**WHAT THE EXERCISE ASKS**
Write an exact copy of the entries below that leaves out all pictures.
Content starts
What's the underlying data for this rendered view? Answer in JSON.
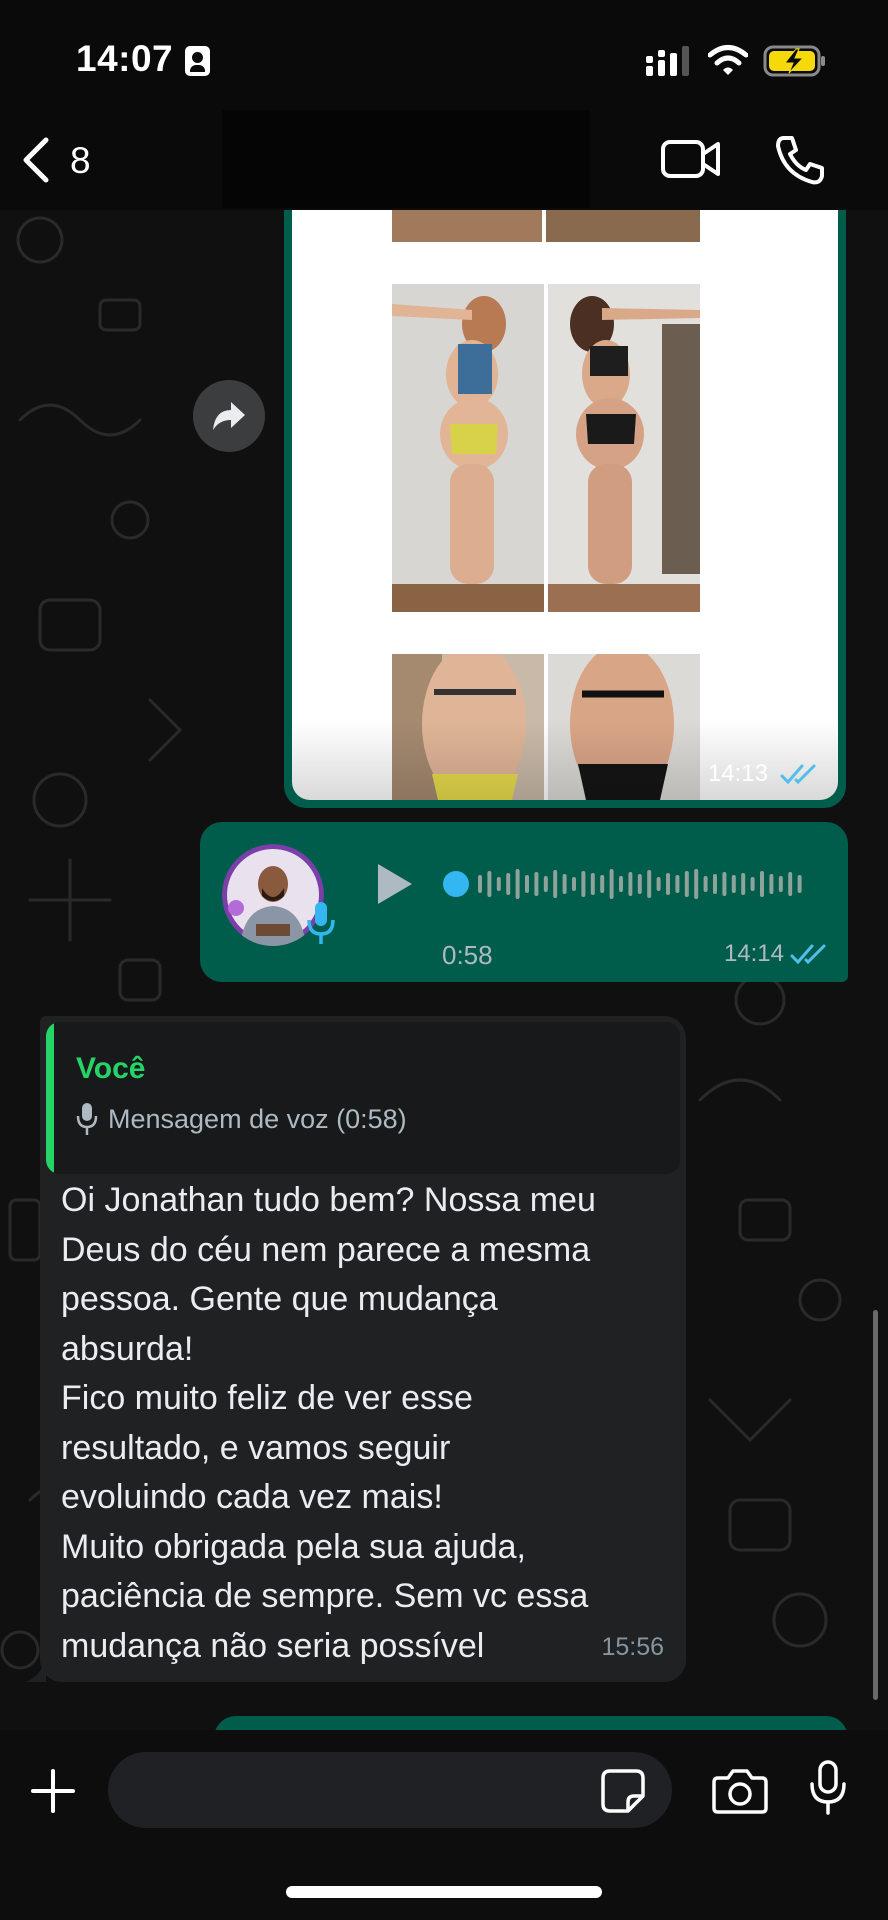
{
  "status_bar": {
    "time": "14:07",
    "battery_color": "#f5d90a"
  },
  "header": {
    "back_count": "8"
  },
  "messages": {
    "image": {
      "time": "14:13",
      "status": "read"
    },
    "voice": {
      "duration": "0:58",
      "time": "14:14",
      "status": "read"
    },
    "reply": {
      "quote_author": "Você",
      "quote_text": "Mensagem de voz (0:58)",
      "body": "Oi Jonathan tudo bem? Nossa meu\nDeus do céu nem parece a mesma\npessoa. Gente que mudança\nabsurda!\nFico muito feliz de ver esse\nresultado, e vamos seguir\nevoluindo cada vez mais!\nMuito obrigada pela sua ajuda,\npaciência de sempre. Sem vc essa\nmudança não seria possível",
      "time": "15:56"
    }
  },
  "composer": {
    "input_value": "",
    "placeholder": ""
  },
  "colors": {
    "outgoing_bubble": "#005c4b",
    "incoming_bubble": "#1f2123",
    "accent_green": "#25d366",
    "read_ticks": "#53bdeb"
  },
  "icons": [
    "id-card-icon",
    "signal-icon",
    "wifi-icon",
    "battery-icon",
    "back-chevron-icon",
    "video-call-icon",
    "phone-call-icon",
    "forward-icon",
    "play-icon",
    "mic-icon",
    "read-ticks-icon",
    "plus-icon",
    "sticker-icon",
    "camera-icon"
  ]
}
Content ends
**RESULT FOR THIS TASK**
What's the underlying data for this rendered view? Answer in JSON.
{
  "status_bar": {
    "time": "14:07",
    "battery_color": "#f5d90a"
  },
  "header": {
    "back_count": "8"
  },
  "messages": {
    "image": {
      "time": "14:13",
      "status": "read"
    },
    "voice": {
      "duration": "0:58",
      "time": "14:14",
      "status": "read"
    },
    "reply": {
      "quote_author": "Você",
      "quote_text": "Mensagem de voz (0:58)",
      "body": "Oi Jonathan tudo bem? Nossa meu\nDeus do céu nem parece a mesma\npessoa. Gente que mudança\nabsurda!\nFico muito feliz de ver esse\nresultado, e vamos seguir\nevoluindo cada vez mais!\nMuito obrigada pela sua ajuda,\npaciência de sempre. Sem vc essa\nmudança não seria possível",
      "time": "15:56"
    }
  },
  "composer": {
    "input_value": "",
    "placeholder": ""
  },
  "colors": {
    "outgoing_bubble": "#005c4b",
    "incoming_bubble": "#1f2123",
    "accent_green": "#25d366",
    "read_ticks": "#53bdeb"
  },
  "icons": [
    "id-card-icon",
    "signal-icon",
    "wifi-icon",
    "battery-icon",
    "back-chevron-icon",
    "video-call-icon",
    "phone-call-icon",
    "forward-icon",
    "play-icon",
    "mic-icon",
    "read-ticks-icon",
    "plus-icon",
    "sticker-icon",
    "camera-icon"
  ]
}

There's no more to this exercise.